She wants a treat when we visit the coffee shop. On pointed toes, eyes stretched atop the counter. “Breakfast bar, please.”
I won’t always say yes to a breakfast bar, I say.
I know, she says.
I do. I always say yes to a breakfast bar.
I am crying, on the floor. I am anxious about a project that isn’t going well, that I fear I’ll never finish, that I’m afraid will turn out terribly, that I’ll be embarrassed when it does.
Here, Mom, she says. Take my stuffed frog. And here, this squirrel. And my chickie. Do you feel better?
I don’t feel better. But I want to feel better, and that is enough, and so, Yes, I say. Yes, I feel better. Thank you.
She wants to be 6 for her birthday. 6 is a good number, she says. I will reach the pistachios when I am 6, and also I can be named Calvin. Can we get a cat when I am named Calvin?
We visit the pond. We snack on granola and throw rocks, and she asks if it will be like this tomorrow, if we can do this same thing tomorrow and the next day and the next day until forever, when she is named Calvin.
Someday you might not want to throw rocks with me, I say.
Yes, she tells me. I will always want to throw rocks with you.

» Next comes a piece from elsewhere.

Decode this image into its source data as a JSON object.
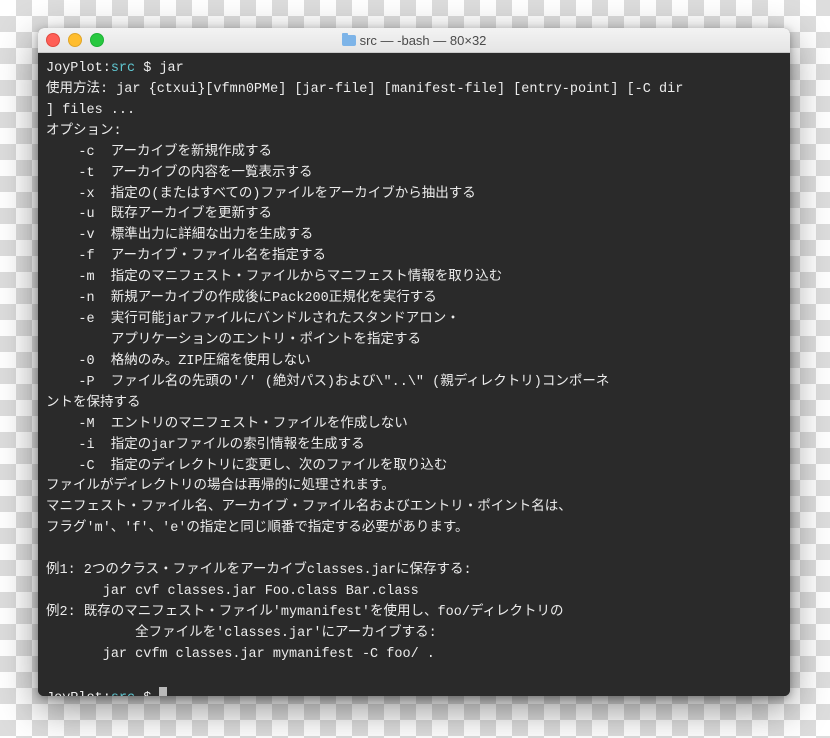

And so I believe her. I believe her because I want to, because I choose to, because tomorrow will arrive and I will be here, waiting, with rocks.